But would I recommend driving out of the tornado’s path to everyone? Absolutely not. Though I don’t have meteorological training, I am confident enough in my spotting abilities that I think I would be able to tell where the storm was going, and I’d be able to plot my own course based on that. Most people don’t make a hobby of studying severe weather. And, indeed, the path of a tornado is not the only thing one should account for while driving. Familiarity with the structure of a thunderstorm is very helpful, because otherwise one could drive into a barrage of windshield-busting hail or 80 mph straight-line winds. This is not “general knowledge” and I think it’s absurd to expect the average citizen to know all about supercell storms. “Tornado Alley” is, to be strictly correct, not just the Plains; it encompasses much of the Southeast and the Ohio Valley as well. Expecting the greater part of the Eastern U.S. population to know what storm spotters and storm chasers know is unreasonable.

I don’t know what the solution is to the mobile home fatality problem.
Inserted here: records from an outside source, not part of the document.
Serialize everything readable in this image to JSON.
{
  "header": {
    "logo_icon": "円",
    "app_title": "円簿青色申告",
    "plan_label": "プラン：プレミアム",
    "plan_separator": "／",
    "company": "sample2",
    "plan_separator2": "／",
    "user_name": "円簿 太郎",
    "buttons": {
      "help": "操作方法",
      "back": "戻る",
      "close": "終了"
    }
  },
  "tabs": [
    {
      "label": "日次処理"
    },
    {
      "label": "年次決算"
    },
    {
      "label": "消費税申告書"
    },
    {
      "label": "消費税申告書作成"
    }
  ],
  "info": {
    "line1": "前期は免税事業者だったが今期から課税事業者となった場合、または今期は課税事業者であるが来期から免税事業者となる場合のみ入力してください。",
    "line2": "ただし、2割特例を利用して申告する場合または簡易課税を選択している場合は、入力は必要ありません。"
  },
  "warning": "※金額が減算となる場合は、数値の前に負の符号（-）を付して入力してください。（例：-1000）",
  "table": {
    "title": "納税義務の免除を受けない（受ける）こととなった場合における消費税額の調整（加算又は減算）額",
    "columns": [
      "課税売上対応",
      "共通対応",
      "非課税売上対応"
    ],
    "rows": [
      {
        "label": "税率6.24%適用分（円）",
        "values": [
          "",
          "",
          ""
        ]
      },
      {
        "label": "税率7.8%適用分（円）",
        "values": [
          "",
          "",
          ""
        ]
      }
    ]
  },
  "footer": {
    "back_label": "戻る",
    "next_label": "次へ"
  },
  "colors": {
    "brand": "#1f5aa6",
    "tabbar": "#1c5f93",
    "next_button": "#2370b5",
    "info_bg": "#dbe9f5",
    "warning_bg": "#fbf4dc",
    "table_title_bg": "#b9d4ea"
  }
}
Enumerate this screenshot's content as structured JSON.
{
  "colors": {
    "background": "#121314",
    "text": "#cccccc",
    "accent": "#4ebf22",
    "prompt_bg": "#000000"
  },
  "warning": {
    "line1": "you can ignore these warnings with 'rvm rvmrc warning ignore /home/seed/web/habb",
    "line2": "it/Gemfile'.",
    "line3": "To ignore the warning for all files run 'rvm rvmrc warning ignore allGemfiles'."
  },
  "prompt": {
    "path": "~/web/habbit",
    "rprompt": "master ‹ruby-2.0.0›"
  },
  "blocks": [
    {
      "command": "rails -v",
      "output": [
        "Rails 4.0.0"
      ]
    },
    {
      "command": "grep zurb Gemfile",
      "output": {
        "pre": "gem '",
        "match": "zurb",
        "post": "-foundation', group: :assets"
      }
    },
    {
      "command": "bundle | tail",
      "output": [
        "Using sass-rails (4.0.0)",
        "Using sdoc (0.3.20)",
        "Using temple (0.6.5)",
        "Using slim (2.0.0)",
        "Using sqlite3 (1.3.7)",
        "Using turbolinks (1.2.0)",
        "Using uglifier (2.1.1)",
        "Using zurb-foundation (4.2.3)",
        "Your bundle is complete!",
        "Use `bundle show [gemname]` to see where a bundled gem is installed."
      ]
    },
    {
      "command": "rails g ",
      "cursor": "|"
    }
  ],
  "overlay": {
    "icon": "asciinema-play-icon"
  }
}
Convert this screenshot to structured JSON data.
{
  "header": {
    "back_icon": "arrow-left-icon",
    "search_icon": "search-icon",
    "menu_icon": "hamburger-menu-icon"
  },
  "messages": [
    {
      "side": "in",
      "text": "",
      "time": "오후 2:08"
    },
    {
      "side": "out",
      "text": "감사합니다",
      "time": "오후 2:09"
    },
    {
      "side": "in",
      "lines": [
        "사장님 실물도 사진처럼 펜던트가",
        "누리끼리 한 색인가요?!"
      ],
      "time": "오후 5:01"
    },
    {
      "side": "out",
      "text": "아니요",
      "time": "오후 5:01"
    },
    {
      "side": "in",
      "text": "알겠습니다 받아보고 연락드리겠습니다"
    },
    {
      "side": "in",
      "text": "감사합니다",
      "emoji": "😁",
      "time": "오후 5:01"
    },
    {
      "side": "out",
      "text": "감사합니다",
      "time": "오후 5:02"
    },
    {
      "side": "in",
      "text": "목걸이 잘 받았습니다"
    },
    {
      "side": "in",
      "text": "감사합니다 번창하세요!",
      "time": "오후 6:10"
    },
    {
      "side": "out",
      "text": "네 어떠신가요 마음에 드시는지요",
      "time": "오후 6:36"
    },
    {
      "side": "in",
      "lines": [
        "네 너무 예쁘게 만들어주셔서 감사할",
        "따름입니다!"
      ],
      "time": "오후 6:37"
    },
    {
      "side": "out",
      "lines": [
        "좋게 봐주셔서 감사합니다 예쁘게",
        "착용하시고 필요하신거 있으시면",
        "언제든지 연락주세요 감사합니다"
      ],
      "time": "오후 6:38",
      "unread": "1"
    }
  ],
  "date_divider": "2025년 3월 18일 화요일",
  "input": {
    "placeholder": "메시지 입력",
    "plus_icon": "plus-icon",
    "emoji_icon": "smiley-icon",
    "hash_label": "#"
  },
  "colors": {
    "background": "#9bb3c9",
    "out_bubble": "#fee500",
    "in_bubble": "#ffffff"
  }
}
Ideally, I’d like for the government to provide vouchers or significant tax write-offs for families that invest in a tornado shelter, but I seriously doubt that the voucher idea will come to pass in the current financial climate. The government couldn’t even run a $40 DTV voucher program without running out of money, let alone a $2000 one.

I do think that mobile home residents east of the Rockies should invest in a weather radio so that they can hear about nighttime events. These are cheap. However, I doubt that the deaths in Lone Grove yesterday were associated with a lack of awareness. The tornado did strike at night, but it was around 7:45, a time when most people are probably still awake. The shelter issue is the big one.

My recommendations are free and come with no guarantee of anything. I’m not even a professional structural engineer. I’m just an amateur who has studied severe weather and has had some personal experience with it. That said, the best advice I can offer mobile home residents who have no storm shelter is to pick a relatively sturdy public building in reasonable driving distance, such as a library, and make plans to head to it in bad weather. AVOID highway overpasses; it is a myth that they provide any safety at all, and indeed, people have died attempting to take “shelter” under them.

This does not address the issue of night events, when most such buildings would be closed. For that I can’t offer any solutions other than the old canard of “get out and head for a ditch.” That, however, might work. In the F5 tornado of May 3, 1999, some trailer residents survived a direct strike by getting inside a large culvert and blocking the entrance from debris. I still think it’s a risky gamble to take, but the odds must be better than they would be for staying inside a trailer.

I hope that someday the problem of low-income housing will be properly addressed. It’s disgusting to me that people should be expected to take chances on their lives by lying in a ditch—that this really is the best solution available to people who, for whatever reason, live in mobile homes. But until a real solution arrives, that seems to be how it is.